◆ Task to carry out:
For the data that follows, return each line unchanged and drop the pictures.

◆ Dataset entries:
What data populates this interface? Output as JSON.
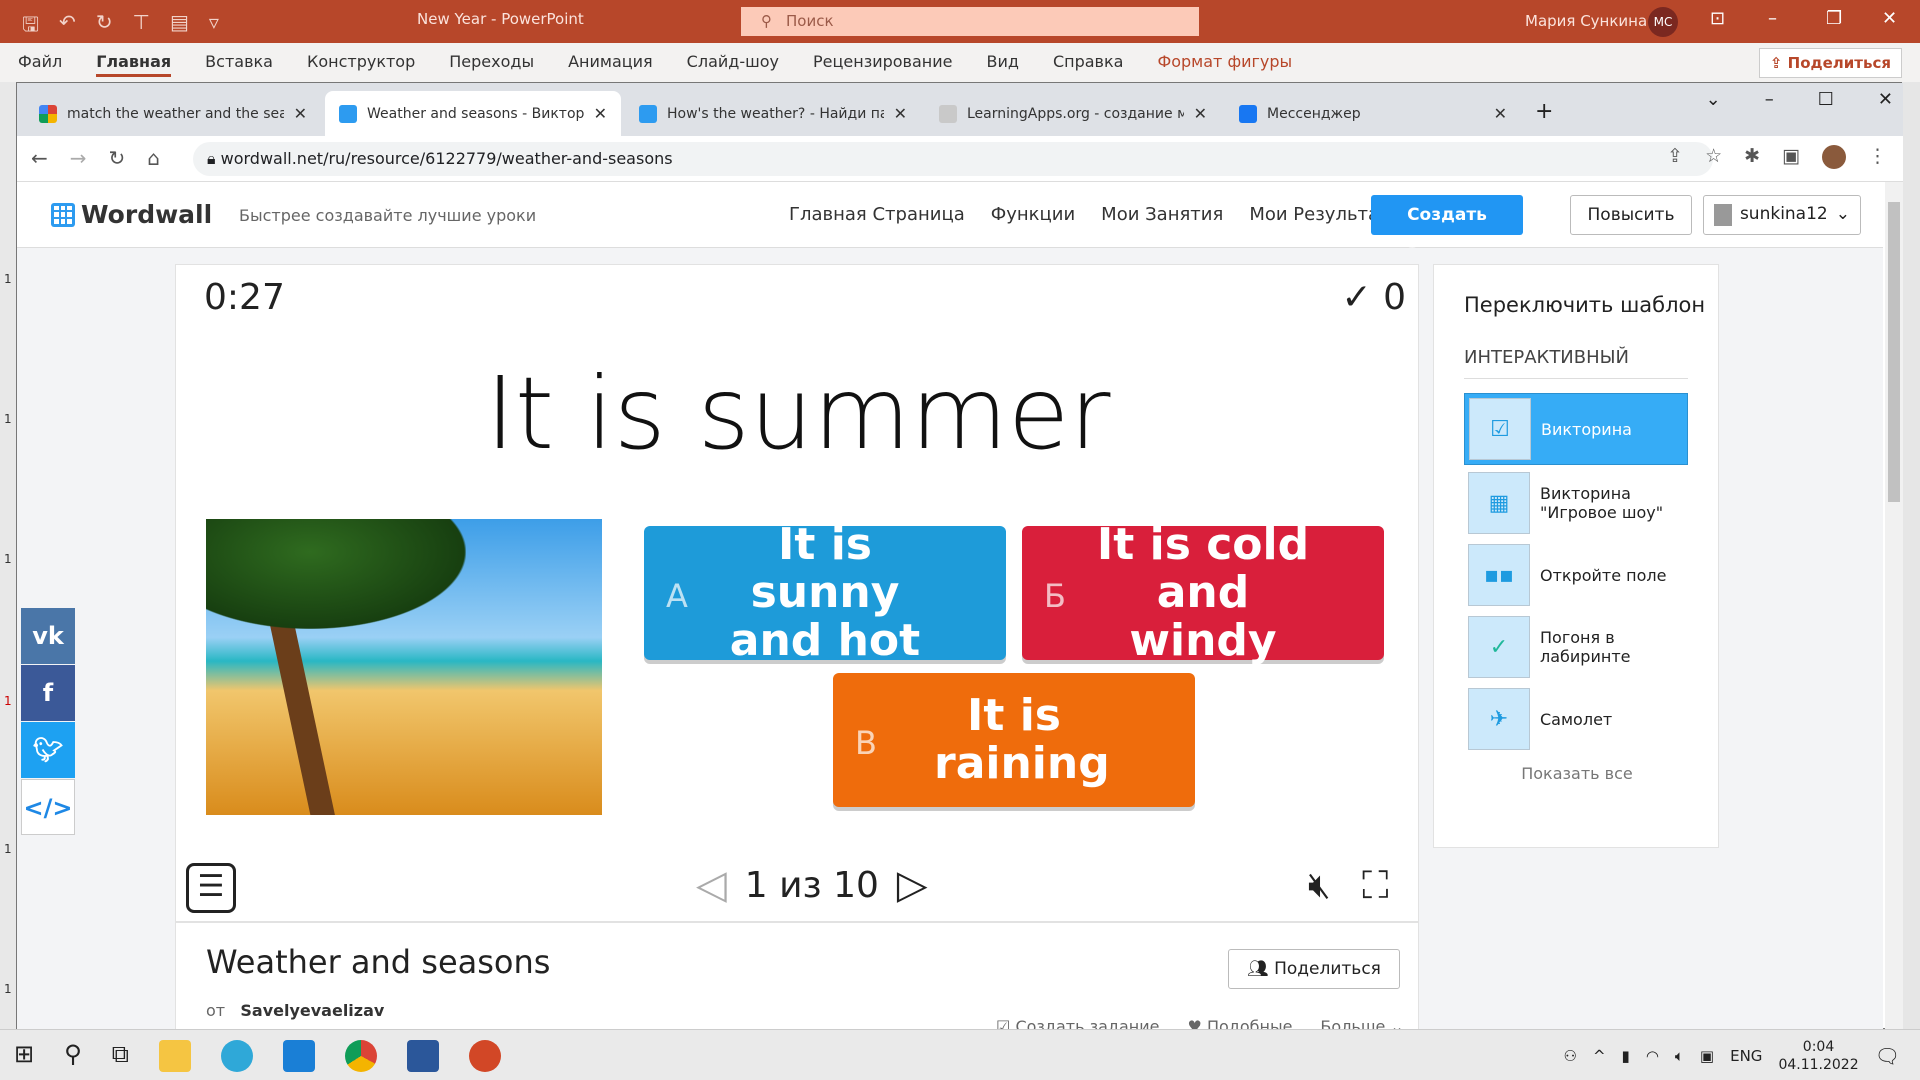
{
  "powerpoint": {
    "title": "New Year  -  PowerPoint",
    "search_placeholder": "Поиск",
    "user": "Мария Сункина",
    "user_initials": "МС",
    "ribbon_tabs": [
      "Файл",
      "Главная",
      "Вставка",
      "Конструктор",
      "Переходы",
      "Анимация",
      "Слайд-шоу",
      "Рецензирование",
      "Вид",
      "Справка",
      "Формат фигуры"
    ],
    "share": "Поделиться",
    "ruler_marks": [
      "1",
      "1",
      "1",
      "1",
      "1",
      "1"
    ]
  },
  "browser": {
    "tabs": [
      {
        "title": "match the weather and the seaso",
        "icon": "google-icon"
      },
      {
        "title": "Weather and seasons - Викторин",
        "icon": "wordwall-icon",
        "active": true
      },
      {
        "title": "How's the weather? - Найди пар",
        "icon": "wordwall-icon"
      },
      {
        "title": "LearningApps.org - создание му",
        "icon": "learningapps-icon"
      },
      {
        "title": "Мессенджер",
        "icon": "messenger-icon"
      }
    ],
    "url": "wordwall.net/ru/resource/6122779/weather-and-seasons"
  },
  "wordwall": {
    "logo": "Wordwall",
    "tagline": "Быстрее создавайте лучшие уроки",
    "nav": [
      "Главная Страница",
      "Функции",
      "Мои Занятия",
      "Мои Результаты"
    ],
    "create": "Создать Занятие",
    "upgrade": "Повысить",
    "username": "sunkina12"
  },
  "game": {
    "timer": "0:27",
    "score": "✓ 0",
    "question": "It is summer",
    "answers": [
      {
        "letter": "A",
        "text": "It is sunny and hot",
        "color": "#1e9bd9"
      },
      {
        "letter": "Б",
        "text": "It is cold and windy",
        "color": "#d91f3b"
      },
      {
        "letter": "В",
        "text": "It is raining",
        "color": "#ef6c0c"
      }
    ],
    "pager": "1 из 10"
  },
  "info": {
    "title": "Weather and seasons",
    "by_label": "от",
    "author": "Savelyevaelizav",
    "share": "Поделиться",
    "actions": [
      "Создать задание",
      "Подобные",
      "Больше"
    ]
  },
  "sidebar": {
    "title": "Переключить шаблон",
    "category": "ИНТЕРАКТИВНЫЙ",
    "templates": [
      "Викторина",
      "Викторина \"Игровое шоу\"",
      "Откройте поле",
      "Погоня в лабиринте",
      "Самолет"
    ],
    "show_all": "Показать все"
  },
  "social": [
    "vk",
    "f",
    "twitter",
    "</>"
  ],
  "taskbar": {
    "lang": "ENG",
    "time": "0:04",
    "date": "04.11.2022"
  }
}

◆ Solution to this problem:
What data populates this interface? Output as JSON.
{
  "powerpoint": {
    "title": "New Year  -  PowerPoint",
    "search_placeholder": "Поиск",
    "user": "Мария Сункина",
    "user_initials": "МС",
    "ribbon_tabs": [
      "Файл",
      "Главная",
      "Вставка",
      "Конструктор",
      "Переходы",
      "Анимация",
      "Слайд-шоу",
      "Рецензирование",
      "Вид",
      "Справка",
      "Формат фигуры"
    ],
    "share": "Поделиться",
    "ruler_marks": [
      "1",
      "1",
      "1",
      "1",
      "1",
      "1"
    ]
  },
  "browser": {
    "tabs": [
      {
        "title": "match the weather and the seaso",
        "icon": "google-icon"
      },
      {
        "title": "Weather and seasons - Викторин",
        "icon": "wordwall-icon",
        "active": true
      },
      {
        "title": "How's the weather? - Найди пар",
        "icon": "wordwall-icon"
      },
      {
        "title": "LearningApps.org - создание му",
        "icon": "learningapps-icon"
      },
      {
        "title": "Мессенджер",
        "icon": "messenger-icon"
      }
    ],
    "url": "wordwall.net/ru/resource/6122779/weather-and-seasons"
  },
  "wordwall": {
    "logo": "Wordwall",
    "tagline": "Быстрее создавайте лучшие уроки",
    "nav": [
      "Главная Страница",
      "Функции",
      "Мои Занятия",
      "Мои Результаты"
    ],
    "create": "Создать Занятие",
    "upgrade": "Повысить",
    "username": "sunkina12"
  },
  "game": {
    "timer": "0:27",
    "score": "✓ 0",
    "question": "It is summer",
    "answers": [
      {
        "letter": "A",
        "text": "It is sunny and hot",
        "color": "#1e9bd9"
      },
      {
        "letter": "Б",
        "text": "It is cold and windy",
        "color": "#d91f3b"
      },
      {
        "letter": "В",
        "text": "It is raining",
        "color": "#ef6c0c"
      }
    ],
    "pager": "1 из 10"
  },
  "info": {
    "title": "Weather and seasons",
    "by_label": "от",
    "author": "Savelyevaelizav",
    "share": "Поделиться",
    "actions": [
      "Создать задание",
      "Подобные",
      "Больше"
    ]
  },
  "sidebar": {
    "title": "Переключить шаблон",
    "category": "ИНТЕРАКТИВНЫЙ",
    "templates": [
      "Викторина",
      "Викторина \"Игровое шоу\"",
      "Откройте поле",
      "Погоня в лабиринте",
      "Самолет"
    ],
    "show_all": "Показать все"
  },
  "social": [
    "vk",
    "f",
    "twitter",
    "</>"
  ],
  "taskbar": {
    "lang": "ENG",
    "time": "0:04",
    "date": "04.11.2022"
  }
}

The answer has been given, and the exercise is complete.